Accepting the New Normal

accepting-the-new-normalAccepting the fact that your life will never be what it once was after a major illness can often be the hardest thing to overcome. It has been for me.

When my current cancer journey began in July of last year, I easily fooled myself into thinking that this would be similar to my first diagnosis in 2004. I thought I would go through surgery and treatment, easily sliding back into my old schedule and employment.

Hoping to return to work soon has often been my lifeline over the past several months. I happily remembered having gainful employment and feeling that wonderful sense of accomplishment when a particular task was completed. Despite the often stressful nature of my job, I loved the work. And I miss it even now.

But the progression of this particular cancer journey has been much different. The cancer is much more serious, and the treatments have been life changing. This is Inflammatory Breast Cancer, Stage IIIB, and I am now much older than when I was first diagnosed back in 2004.

My body and my life are now totally different than they once were.

I have had a bilateral mastectomy with no reconstruction due to various reasons…

I have been diagnosed with a rare genetic mutation that puts me at greater risk for multiple cancers…

According to the doctors, it is almost certain that I will face even more cancers in the future due to my diagnosis of Cowden Syndrome…

I have undergone another course of chemotherapy, which has caused pain and illness…

I am now undergoing radiation treatment to the same area that was treated in 2004. I am already burned and am in constant pain now…

Breathing has become difficult since the radiation started, which sometimes limits my daily activities…

The fatigue from the treatments just doesn’t seem to end…

I am now in chemically induced menopause, which along with the mastectomy, have basically destroyed my sexuality as well as caused long-lasting effects throughout my body…

After radiation, I face a hysterectomy and most likely 10 years of anti-estrogen therapy, which are known to cause extreme pain and weight gain, among other things…

I have lost at least 10 pounds and have been physically weakened by the surgery and treatments…

I may already have osteoporosis due to the treatments, and so may have to begin treatment for that condition…

And that’s just a short list of all the changes to my life that have happened so far, the beginning of my “new normal.”

And now I have found out the truth about the doctors’ current success with treating inflammatory breast cancer. While it has improved over the past 10 years, their success rate is now 50%. I have a 50% chance of being cured with all of the treatments that are currently available. If I happen to fall into the other 50%, then I have been told their ability to treat a recurrence would be quite low.

I have given up hope of returning to work any time soon. I have filed for disability, which has been something I have dreaded doing.

I do not want to be sick. I want to work and feel good about accomplishing things. I want to feel like my old self before all of this started.

Perhaps acceptance of things is good. Or maybe it’s giving up. I’m not really sure at this point.
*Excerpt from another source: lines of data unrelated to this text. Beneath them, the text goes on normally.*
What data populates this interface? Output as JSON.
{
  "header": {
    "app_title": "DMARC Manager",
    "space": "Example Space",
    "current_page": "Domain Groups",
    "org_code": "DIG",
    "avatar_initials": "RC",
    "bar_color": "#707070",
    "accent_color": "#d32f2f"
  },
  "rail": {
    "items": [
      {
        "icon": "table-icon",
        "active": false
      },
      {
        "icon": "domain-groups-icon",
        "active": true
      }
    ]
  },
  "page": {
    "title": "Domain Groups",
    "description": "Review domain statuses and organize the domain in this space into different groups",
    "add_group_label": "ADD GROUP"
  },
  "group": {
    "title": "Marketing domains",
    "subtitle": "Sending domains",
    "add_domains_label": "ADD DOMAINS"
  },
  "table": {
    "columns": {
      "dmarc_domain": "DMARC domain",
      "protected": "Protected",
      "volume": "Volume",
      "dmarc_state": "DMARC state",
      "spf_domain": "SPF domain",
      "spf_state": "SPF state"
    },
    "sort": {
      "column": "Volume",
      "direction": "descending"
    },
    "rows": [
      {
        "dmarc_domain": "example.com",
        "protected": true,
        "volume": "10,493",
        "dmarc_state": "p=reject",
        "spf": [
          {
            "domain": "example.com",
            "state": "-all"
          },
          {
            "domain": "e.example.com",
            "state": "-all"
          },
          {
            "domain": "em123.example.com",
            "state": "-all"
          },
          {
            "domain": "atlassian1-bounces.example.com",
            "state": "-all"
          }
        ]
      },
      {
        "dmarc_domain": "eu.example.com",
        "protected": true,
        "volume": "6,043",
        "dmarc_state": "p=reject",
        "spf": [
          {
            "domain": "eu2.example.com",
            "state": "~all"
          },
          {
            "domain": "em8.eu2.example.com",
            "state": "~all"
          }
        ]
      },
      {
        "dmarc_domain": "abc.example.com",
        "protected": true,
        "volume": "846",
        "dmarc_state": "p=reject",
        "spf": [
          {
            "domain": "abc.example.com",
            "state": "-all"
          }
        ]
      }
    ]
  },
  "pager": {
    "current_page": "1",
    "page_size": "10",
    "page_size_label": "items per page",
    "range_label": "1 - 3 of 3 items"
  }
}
But I tire of people dismissing the true effects of cancer. I have been told that surely I now see the “light at the end of the tunnel,” and everything can go back to normal. I wanted to scream when I heard this but stayed silent.

There will not be any going back to my former life. My body is changed permanently, and I may have effects of the treatment for at least a decade, probably longer. And I may never return to work. And to be perfectly honest, this cancer may kill me.

I just don’t know any more.

I guess I have come to that point where acceptance of this “new normal” is my only choice. What happens after this, I have no idea.


If you’re the praying sort, please pray for me. I have been struggling mentally and spiritually–and well, physically–lately. I could use the strength and prayers. And possibly a bit of fun if you can share a bit.

2 thoughts on “Accepting the New Normal

Leave a Reply

Fill in your details below or click an icon to log in:

WordPress.com Logo

You are commenting using your WordPress.com account. Log Out / Change )

Twitter picture

You are commenting using your Twitter account. Log Out / Change )

Facebook photo

You are commenting using your Facebook account. Log Out / Change )

Google+ photo

You are commenting using your Google+ account. Log Out / Change )

Connecting to %s